**What you will do**
In the records that follow, show each line where the word "this" is present.

(Dataset rows describing interfaces)

====

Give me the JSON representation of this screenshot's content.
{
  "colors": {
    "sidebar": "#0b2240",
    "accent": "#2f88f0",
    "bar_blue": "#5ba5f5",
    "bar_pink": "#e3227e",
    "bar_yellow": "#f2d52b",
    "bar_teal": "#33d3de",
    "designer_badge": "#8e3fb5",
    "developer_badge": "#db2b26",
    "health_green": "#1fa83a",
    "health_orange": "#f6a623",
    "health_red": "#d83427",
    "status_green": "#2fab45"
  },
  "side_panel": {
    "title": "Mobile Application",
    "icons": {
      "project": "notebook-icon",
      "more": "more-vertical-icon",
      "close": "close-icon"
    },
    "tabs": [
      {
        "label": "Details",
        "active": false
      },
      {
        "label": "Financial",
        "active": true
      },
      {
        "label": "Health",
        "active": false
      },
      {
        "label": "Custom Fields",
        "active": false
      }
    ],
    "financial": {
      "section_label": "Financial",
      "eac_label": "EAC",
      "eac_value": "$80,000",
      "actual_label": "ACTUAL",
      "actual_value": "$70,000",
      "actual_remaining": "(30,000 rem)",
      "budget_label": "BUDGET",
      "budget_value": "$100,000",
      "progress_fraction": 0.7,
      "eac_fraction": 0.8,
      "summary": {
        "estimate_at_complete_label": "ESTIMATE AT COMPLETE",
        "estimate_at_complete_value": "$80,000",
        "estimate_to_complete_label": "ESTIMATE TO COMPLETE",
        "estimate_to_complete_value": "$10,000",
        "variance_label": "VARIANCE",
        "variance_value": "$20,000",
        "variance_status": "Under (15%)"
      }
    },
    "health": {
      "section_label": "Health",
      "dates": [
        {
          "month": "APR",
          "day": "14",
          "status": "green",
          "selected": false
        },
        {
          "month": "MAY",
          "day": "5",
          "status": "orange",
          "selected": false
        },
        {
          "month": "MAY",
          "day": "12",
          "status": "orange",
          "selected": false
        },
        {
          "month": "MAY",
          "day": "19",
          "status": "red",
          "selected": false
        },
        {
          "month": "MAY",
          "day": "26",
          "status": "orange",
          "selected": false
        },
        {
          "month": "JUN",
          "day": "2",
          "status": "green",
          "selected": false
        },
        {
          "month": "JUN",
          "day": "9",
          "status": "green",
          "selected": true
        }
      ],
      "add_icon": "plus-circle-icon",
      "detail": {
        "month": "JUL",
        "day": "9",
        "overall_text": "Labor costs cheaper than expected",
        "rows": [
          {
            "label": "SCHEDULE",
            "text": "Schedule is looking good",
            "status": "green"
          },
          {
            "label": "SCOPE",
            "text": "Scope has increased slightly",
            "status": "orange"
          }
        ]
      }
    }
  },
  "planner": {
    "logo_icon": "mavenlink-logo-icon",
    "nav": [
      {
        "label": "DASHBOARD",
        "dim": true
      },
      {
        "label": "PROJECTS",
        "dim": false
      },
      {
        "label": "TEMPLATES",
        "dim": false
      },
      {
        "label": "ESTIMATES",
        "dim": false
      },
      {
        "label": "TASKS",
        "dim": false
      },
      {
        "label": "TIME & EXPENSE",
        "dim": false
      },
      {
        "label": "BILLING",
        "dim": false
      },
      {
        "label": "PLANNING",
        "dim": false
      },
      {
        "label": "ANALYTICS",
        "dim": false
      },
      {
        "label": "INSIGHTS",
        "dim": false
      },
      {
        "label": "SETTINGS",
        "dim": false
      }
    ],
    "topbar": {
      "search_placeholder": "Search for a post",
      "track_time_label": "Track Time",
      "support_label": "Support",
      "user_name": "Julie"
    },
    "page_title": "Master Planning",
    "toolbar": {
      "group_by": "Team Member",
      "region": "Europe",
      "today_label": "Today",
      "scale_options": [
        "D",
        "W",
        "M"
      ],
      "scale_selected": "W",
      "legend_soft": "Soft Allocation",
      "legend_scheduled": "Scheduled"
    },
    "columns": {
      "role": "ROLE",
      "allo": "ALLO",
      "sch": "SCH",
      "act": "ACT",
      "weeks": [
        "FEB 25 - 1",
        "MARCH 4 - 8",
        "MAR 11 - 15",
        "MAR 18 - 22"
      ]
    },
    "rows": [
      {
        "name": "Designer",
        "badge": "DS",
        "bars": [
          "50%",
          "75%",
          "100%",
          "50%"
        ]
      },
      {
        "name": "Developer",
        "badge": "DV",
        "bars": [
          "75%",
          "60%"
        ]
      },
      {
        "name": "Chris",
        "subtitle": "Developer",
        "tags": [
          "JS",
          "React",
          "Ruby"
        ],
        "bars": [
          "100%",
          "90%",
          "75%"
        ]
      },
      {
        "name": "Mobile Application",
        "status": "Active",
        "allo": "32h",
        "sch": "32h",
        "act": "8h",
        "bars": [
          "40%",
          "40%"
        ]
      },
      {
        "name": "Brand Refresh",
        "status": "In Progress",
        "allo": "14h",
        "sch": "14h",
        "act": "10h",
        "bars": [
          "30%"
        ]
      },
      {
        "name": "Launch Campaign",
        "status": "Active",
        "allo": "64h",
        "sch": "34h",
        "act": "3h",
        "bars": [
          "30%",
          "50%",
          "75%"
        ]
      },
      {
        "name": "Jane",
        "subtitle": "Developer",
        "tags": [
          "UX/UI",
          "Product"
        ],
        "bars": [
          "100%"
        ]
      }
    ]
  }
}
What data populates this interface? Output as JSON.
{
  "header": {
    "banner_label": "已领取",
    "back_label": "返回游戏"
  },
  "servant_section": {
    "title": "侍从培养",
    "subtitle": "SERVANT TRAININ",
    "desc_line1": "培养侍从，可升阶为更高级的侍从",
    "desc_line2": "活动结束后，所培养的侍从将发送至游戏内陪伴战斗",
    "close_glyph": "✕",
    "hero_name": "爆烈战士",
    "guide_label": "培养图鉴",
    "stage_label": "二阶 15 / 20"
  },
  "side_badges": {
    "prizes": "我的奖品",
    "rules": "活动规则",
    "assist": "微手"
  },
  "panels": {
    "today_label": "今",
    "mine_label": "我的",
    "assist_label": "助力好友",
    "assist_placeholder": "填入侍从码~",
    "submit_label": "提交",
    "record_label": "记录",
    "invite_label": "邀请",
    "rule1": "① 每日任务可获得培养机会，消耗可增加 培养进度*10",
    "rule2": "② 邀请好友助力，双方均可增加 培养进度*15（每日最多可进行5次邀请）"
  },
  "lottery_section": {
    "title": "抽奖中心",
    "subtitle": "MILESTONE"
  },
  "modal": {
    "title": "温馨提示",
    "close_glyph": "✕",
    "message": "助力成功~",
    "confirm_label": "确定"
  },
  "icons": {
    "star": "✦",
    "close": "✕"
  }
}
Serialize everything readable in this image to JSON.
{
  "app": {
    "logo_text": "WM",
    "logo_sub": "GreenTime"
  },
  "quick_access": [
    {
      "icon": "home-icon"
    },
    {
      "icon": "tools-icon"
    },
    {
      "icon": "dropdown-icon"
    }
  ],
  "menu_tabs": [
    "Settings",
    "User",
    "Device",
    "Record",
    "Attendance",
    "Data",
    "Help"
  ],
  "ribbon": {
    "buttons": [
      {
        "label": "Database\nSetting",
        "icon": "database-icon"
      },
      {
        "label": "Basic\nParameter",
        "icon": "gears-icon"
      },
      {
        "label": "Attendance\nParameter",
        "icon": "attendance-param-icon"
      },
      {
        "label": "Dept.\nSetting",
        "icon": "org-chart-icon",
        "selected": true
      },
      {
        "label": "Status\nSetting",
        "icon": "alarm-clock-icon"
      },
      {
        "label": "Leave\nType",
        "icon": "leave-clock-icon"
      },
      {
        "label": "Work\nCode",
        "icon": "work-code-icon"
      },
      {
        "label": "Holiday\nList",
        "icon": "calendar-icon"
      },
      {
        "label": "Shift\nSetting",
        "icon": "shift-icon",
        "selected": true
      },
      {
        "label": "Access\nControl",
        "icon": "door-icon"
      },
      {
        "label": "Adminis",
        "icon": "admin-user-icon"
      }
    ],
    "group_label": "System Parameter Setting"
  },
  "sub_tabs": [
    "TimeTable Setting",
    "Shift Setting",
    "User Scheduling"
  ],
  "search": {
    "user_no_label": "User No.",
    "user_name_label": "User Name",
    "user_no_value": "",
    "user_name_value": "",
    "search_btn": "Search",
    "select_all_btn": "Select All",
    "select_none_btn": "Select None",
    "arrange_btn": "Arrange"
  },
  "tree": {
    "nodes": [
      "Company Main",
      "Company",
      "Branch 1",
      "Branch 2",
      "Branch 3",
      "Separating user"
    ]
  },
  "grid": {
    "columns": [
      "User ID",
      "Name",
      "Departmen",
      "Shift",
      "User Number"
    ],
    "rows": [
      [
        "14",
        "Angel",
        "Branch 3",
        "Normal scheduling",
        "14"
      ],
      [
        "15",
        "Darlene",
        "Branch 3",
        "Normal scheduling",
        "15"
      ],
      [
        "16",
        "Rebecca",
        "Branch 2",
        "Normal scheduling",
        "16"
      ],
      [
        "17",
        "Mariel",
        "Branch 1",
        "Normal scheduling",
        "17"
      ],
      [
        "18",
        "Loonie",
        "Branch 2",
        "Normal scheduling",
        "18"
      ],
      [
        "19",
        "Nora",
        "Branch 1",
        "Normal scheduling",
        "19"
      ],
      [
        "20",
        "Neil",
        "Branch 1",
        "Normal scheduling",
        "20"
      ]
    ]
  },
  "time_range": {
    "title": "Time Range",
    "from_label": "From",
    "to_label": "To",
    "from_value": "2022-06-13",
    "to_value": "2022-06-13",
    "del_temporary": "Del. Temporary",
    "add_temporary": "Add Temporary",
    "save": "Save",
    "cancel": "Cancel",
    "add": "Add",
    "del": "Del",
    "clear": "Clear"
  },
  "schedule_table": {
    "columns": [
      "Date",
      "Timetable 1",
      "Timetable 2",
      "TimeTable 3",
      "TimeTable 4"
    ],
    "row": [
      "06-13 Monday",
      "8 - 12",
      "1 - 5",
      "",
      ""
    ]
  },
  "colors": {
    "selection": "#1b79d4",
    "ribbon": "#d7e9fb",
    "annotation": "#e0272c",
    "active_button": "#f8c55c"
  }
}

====

**Task answer**
Give me the JSON representation of this screenshot's content.
What data populates this interface? Output as JSON.
Serialize everything readable in this image to JSON.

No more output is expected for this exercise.